Submitted by Public Policy Committee Members Mary Broe and Noereem Mena
Updates since PPW 2016:
- RIAND’s Public Policy Committee has met with Senator Whitehouse’s and Senator Reed’s Legislative Assistants since PPW 2016. These meetings were to discuss the three bills highlighted at the workshop back in June (Treat and Reduce Obesity Act, Preventing Diabetes in Medicare, and the Child Nutrition Reauthorization Bill 2016).
- The next in district meeting will be with Congressman Cicilline and his staff on Friday, September 2nd from 930-10am. Location: 1070 Main St #300, Pawtucket, RI 02860.

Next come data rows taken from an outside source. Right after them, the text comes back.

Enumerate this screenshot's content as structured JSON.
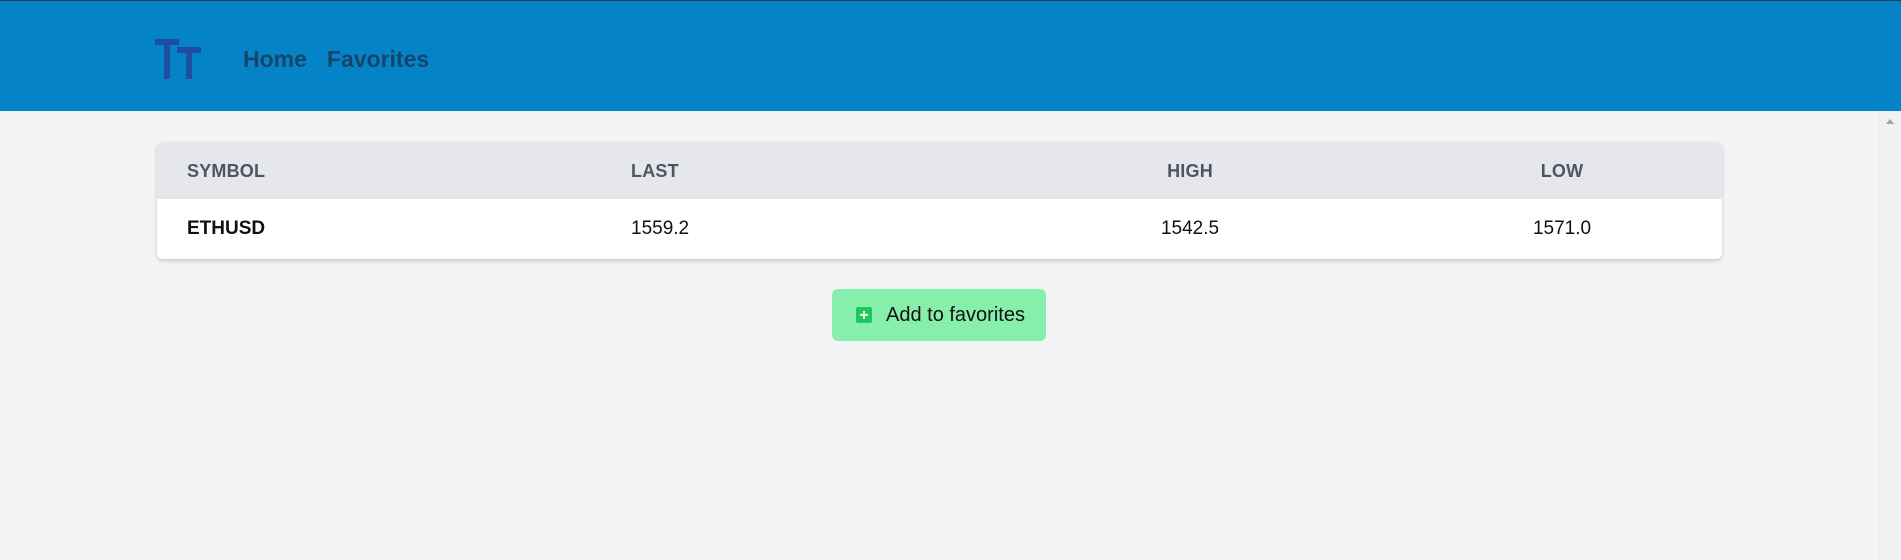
{
  "header": {
    "logo_icon": "tt-logo-icon",
    "nav": [
      {
        "label": "Home"
      },
      {
        "label": "Favorites"
      }
    ],
    "background": "#0484c7"
  },
  "table": {
    "columns": [
      "SYMBOL",
      "LAST",
      "HIGH",
      "LOW"
    ],
    "rows": [
      {
        "symbol": "ETHUSD",
        "last": "1559.2",
        "high": "1542.5",
        "low": "1571.0"
      }
    ]
  },
  "actions": {
    "add_favorite_label": "Add to favorites",
    "add_favorite_icon": "plus-square-icon",
    "button_color": "#86efac"
  }
}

- The RIAND Public Policy Committee has finalized their work plan for the year 2016-2017, and will be submitted to Teresa Nece, MS RDN LD SNS, the director of grassroots advocacy for the AND on Thursday, September 1st.
Check out the Rhode Island Food Policy (RIFPC) council’s food plan!

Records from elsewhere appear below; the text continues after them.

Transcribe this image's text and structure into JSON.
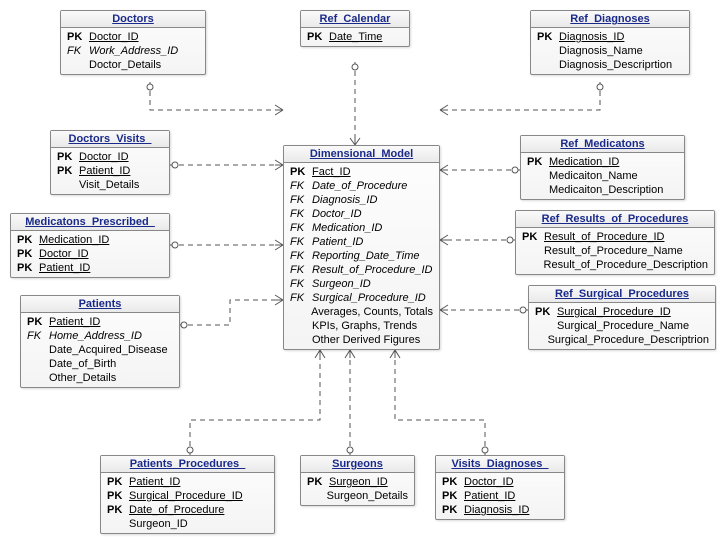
{
  "entities": {
    "doctors": {
      "title": "Doctors",
      "rows": [
        {
          "key": "PK",
          "name": "Doctor_ID",
          "kind": "pk"
        },
        {
          "key": "FK",
          "name": "Work_Address_ID",
          "kind": "fk"
        },
        {
          "key": "",
          "name": "Doctor_Details",
          "kind": "plain"
        }
      ]
    },
    "ref_calendar": {
      "title": "Ref_Calendar",
      "rows": [
        {
          "key": "PK",
          "name": "Date_Time",
          "kind": "pk"
        }
      ]
    },
    "ref_diagnoses": {
      "title": "Ref_Diagnoses",
      "rows": [
        {
          "key": "PK",
          "name": "Diagnosis_ID",
          "kind": "pk"
        },
        {
          "key": "",
          "name": "Diagnosis_Name",
          "kind": "plain"
        },
        {
          "key": "",
          "name": "Diagnosis_Descriprtion",
          "kind": "plain"
        }
      ]
    },
    "doctors_visits": {
      "title": "Doctors_Visits_",
      "rows": [
        {
          "key": "PK",
          "name": "Doctor_ID",
          "kind": "pk"
        },
        {
          "key": "PK",
          "name": "Patient_ID",
          "kind": "pk"
        },
        {
          "key": "",
          "name": "Visit_Details",
          "kind": "plain"
        }
      ]
    },
    "dimensional_model": {
      "title": "Dimensional_Model",
      "rows": [
        {
          "key": "PK",
          "name": "Fact_ID",
          "kind": "pk"
        },
        {
          "key": "FK",
          "name": "Date_of_Procedure",
          "kind": "fk"
        },
        {
          "key": "FK",
          "name": "Diagnosis_ID",
          "kind": "fk"
        },
        {
          "key": "FK",
          "name": "Doctor_ID",
          "kind": "fk"
        },
        {
          "key": "FK",
          "name": "Medication_ID",
          "kind": "fk"
        },
        {
          "key": "FK",
          "name": "Patient_ID",
          "kind": "fk"
        },
        {
          "key": "FK",
          "name": "Reporting_Date_Time",
          "kind": "fk"
        },
        {
          "key": "FK",
          "name": "Result_of_Procedure_ID",
          "kind": "fk"
        },
        {
          "key": "FK",
          "name": "Surgeon_ID",
          "kind": "fk"
        },
        {
          "key": "FK",
          "name": "Surgical_Procedure_ID",
          "kind": "fk"
        },
        {
          "key": "",
          "name": "Averages, Counts, Totals",
          "kind": "plain"
        },
        {
          "key": "",
          "name": "KPIs, Graphs, Trends",
          "kind": "plain"
        },
        {
          "key": "",
          "name": "Other Derived Figures",
          "kind": "plain"
        }
      ]
    },
    "ref_medicatons": {
      "title": "Ref_Medicatons",
      "rows": [
        {
          "key": "PK",
          "name": "Medication_ID",
          "kind": "pk"
        },
        {
          "key": "",
          "name": "Medicaiton_Name",
          "kind": "plain"
        },
        {
          "key": "",
          "name": "Medicaiton_Description",
          "kind": "plain"
        }
      ]
    },
    "medicatons_prescribed": {
      "title": "Medicatons_Prescribed_",
      "rows": [
        {
          "key": "PK",
          "name": "Medication_ID",
          "kind": "pk"
        },
        {
          "key": "PK",
          "name": "Doctor_ID",
          "kind": "pk"
        },
        {
          "key": "PK",
          "name": "Patient_ID",
          "kind": "pk"
        }
      ]
    },
    "ref_results_of_procedures": {
      "title": "Ref_Results_of_Procedures",
      "rows": [
        {
          "key": "PK",
          "name": "Result_of_Procedure_ID",
          "kind": "pk"
        },
        {
          "key": "",
          "name": "Result_of_Procedure_Name",
          "kind": "plain"
        },
        {
          "key": "",
          "name": "Result_of_Procedure_Description",
          "kind": "plain"
        }
      ]
    },
    "patients": {
      "title": "Patients",
      "rows": [
        {
          "key": "PK",
          "name": "Patient_ID",
          "kind": "pk"
        },
        {
          "key": "FK",
          "name": "Home_Address_ID",
          "kind": "fk"
        },
        {
          "key": "",
          "name": "Date_Acquired_Disease",
          "kind": "plain"
        },
        {
          "key": "",
          "name": "Date_of_Birth",
          "kind": "plain"
        },
        {
          "key": "",
          "name": "Other_Details",
          "kind": "plain"
        }
      ]
    },
    "ref_surgical_procedures": {
      "title": "Ref_Surgical_Procedures",
      "rows": [
        {
          "key": "PK",
          "name": "Surgical_Procedure_ID",
          "kind": "pk"
        },
        {
          "key": "",
          "name": "Surgical_Procedure_Name",
          "kind": "plain"
        },
        {
          "key": "",
          "name": "Surgical_Procedure_Descriptrion",
          "kind": "plain"
        }
      ]
    },
    "patients_procedures": {
      "title": "Patients_Procedures_",
      "rows": [
        {
          "key": "PK",
          "name": "Patient_ID",
          "kind": "pk"
        },
        {
          "key": "PK",
          "name": "Surgical_Procedure_ID",
          "kind": "pk"
        },
        {
          "key": "PK",
          "name": "Date_of_Procedure",
          "kind": "pk"
        },
        {
          "key": "",
          "name": "Surgeon_ID",
          "kind": "plain"
        }
      ]
    },
    "surgeons": {
      "title": "Surgeons",
      "rows": [
        {
          "key": "PK",
          "name": "Surgeon_ID",
          "kind": "pk"
        },
        {
          "key": "",
          "name": "Surgeon_Details",
          "kind": "plain"
        }
      ]
    },
    "visits_diagnoses": {
      "title": "Visits_Diagnoses_",
      "rows": [
        {
          "key": "PK",
          "name": "Doctor_ID",
          "kind": "pk"
        },
        {
          "key": "PK",
          "name": "Patient_ID",
          "kind": "pk"
        },
        {
          "key": "PK",
          "name": "Diagnosis_ID",
          "kind": "pk"
        }
      ]
    }
  }
}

- The RIFPC released a new report on the RI Food System in July.
- The report focuses on exploring the multiple components of our state’s food system, focusing on the relationship between “local food, public health, the environment, and economic growth in the state of Rhode Island”.

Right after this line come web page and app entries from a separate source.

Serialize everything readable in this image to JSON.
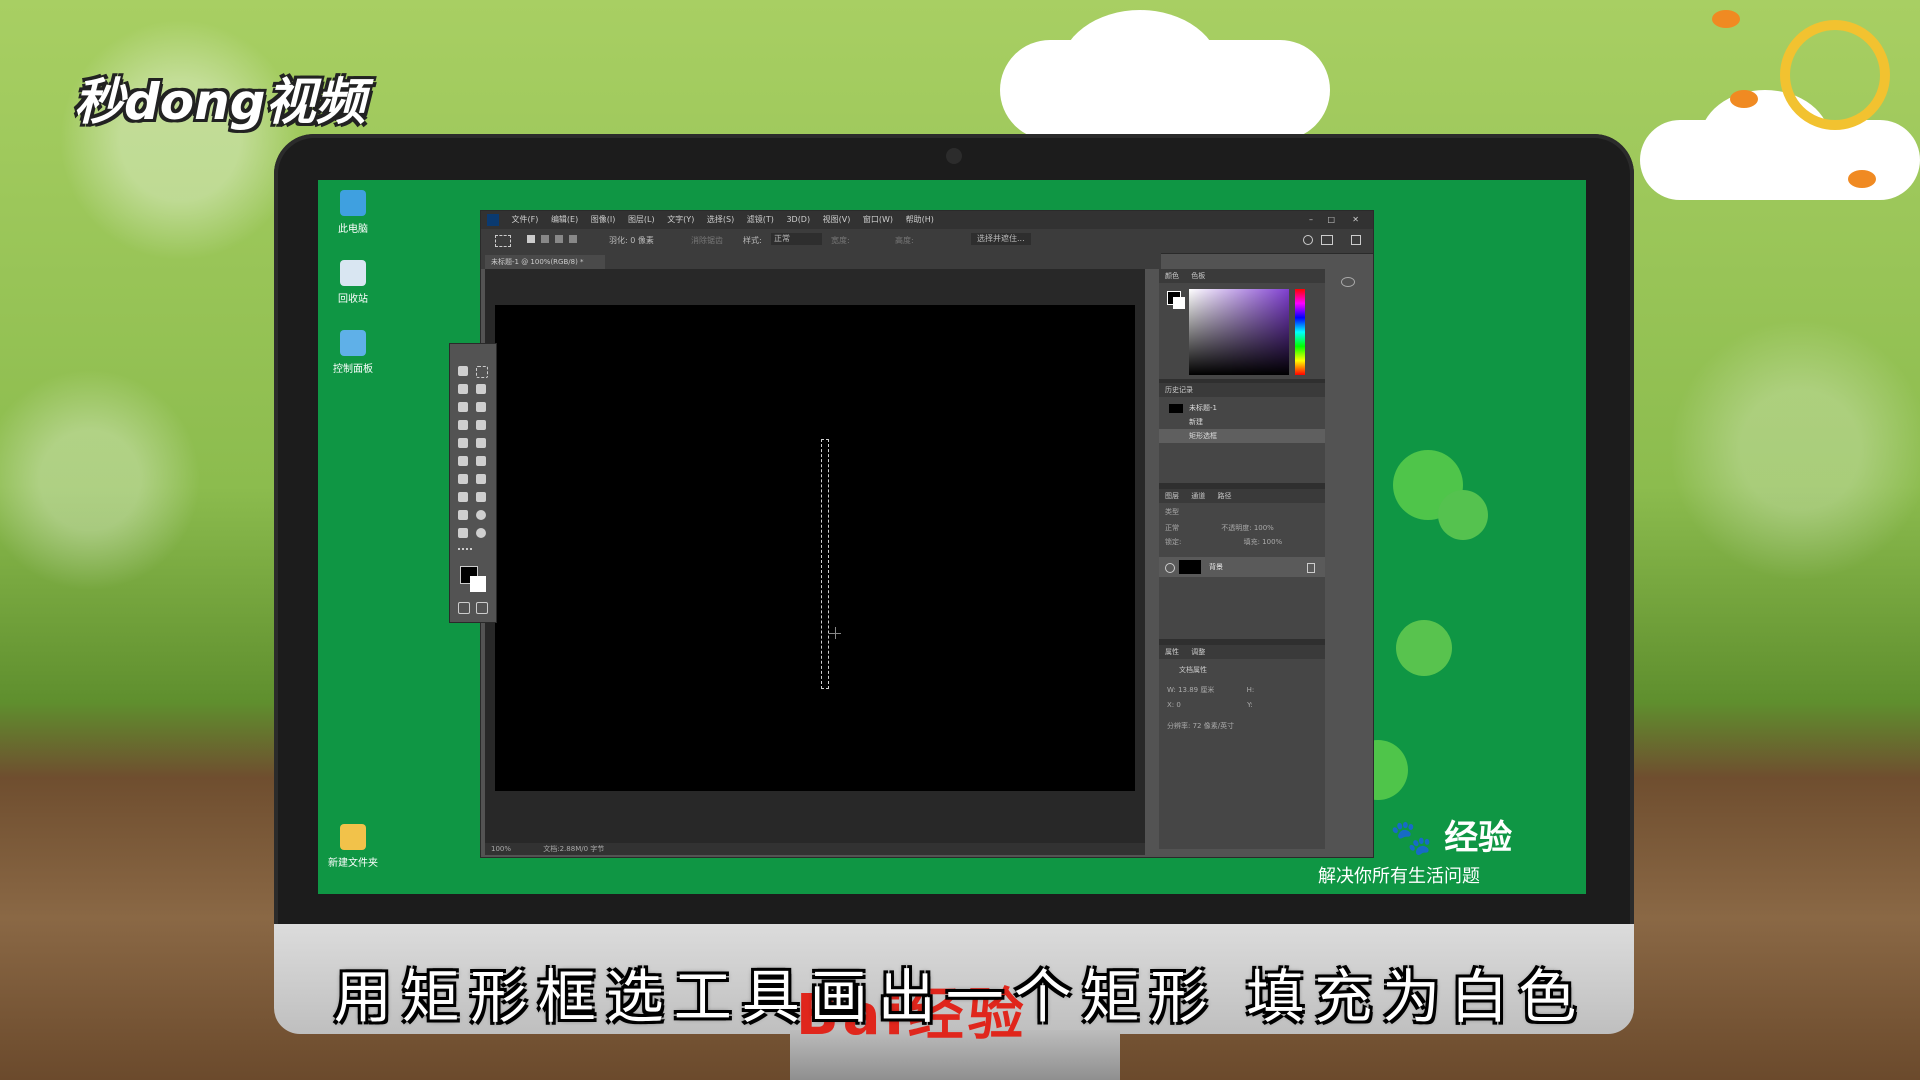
{
  "branding": {
    "logo": "秒dong视频",
    "baidu_brand": "经验",
    "baidu_slogan": "解决你所有生活问题",
    "chin_brand": "Bai经验"
  },
  "caption": "用矩形框选工具画出一个矩形 填充为白色",
  "desktop": {
    "icons": [
      {
        "label": "此电脑",
        "icon": "computer-icon"
      },
      {
        "label": "回收站",
        "icon": "recycle-bin-icon"
      },
      {
        "label": "控制面板",
        "icon": "control-panel-icon"
      },
      {
        "label": "新建文件夹",
        "icon": "folder-icon"
      }
    ]
  },
  "photoshop": {
    "menu": [
      "文件(F)",
      "编辑(E)",
      "图像(I)",
      "图层(L)",
      "文字(Y)",
      "选择(S)",
      "滤镜(T)",
      "3D(D)",
      "视图(V)",
      "窗口(W)",
      "帮助(H)"
    ],
    "options": {
      "feather": "羽化: 0 像素",
      "antialias": "消除锯齿",
      "style_label": "样式:",
      "style_value": "正常",
      "width_label": "宽度:",
      "height_label": "高度:",
      "select_mask": "选择并遮住..."
    },
    "document_tab": "未标题-1 @ 100%(RGB/8) *",
    "status": {
      "zoom": "100%",
      "doc": "文档:2.88M/0 字节"
    },
    "panels": {
      "color_tabs": [
        "颜色",
        "色板"
      ],
      "history_tab": "历史记录",
      "history_items": [
        "未标题-1",
        "新建",
        "矩形选框"
      ],
      "layers_tabs": [
        "图层",
        "通道",
        "路径"
      ],
      "layer_kind": "类型",
      "blend_mode": "正常",
      "opacity": "不透明度: 100%",
      "lock_label": "锁定:",
      "fill": "填充: 100%",
      "layer_name": "背景",
      "props_tabs": [
        "属性",
        "调整"
      ],
      "doc_props": "文档属性",
      "w_label": "W: 13.89 厘米",
      "h_label": "H:",
      "x_label": "X: 0",
      "y_label": "Y:",
      "resolution": "分辨率: 72 像素/英寸"
    },
    "window_controls": [
      "–",
      "□",
      "✕"
    ]
  },
  "colors": {
    "desktop": "#0f9644",
    "ps_bg": "#535353",
    "caption": "#ffffff"
  }
}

- This report comes at a very critical time in our state, as it prepares to develop its first statewide food plan.
- To access the full report, click here
- Only July 22nd, 2016, the USDA released the final four rules of Healthy, Hunger-Free, Kids Act (HHFKA) to implement provisions that will enable schools to make their school nutrition environment even healthier.
- The four rules finalized: Smart Snacks in School, Local School Wellness Policy, Community Eligibility Provision (CEP), and the Administrative Review.
- What does this all mean?
- Snacks sold during the school day will have to align to the science-based guidelines made to both breakfasts and lunches; the local school wellness policy will ensure that food or beverages marketed on school grounds meets the Smart Snacks standards; the CEP final ruling will allow schools and other local education agencies in high poverty areas to provide free breakfast and lunch to all students, regardless of individual income level, reducing the administrative burden on both schools and families; the administrative review ruling will update the monitoring process of federally-funded school meal programs used by state agencies.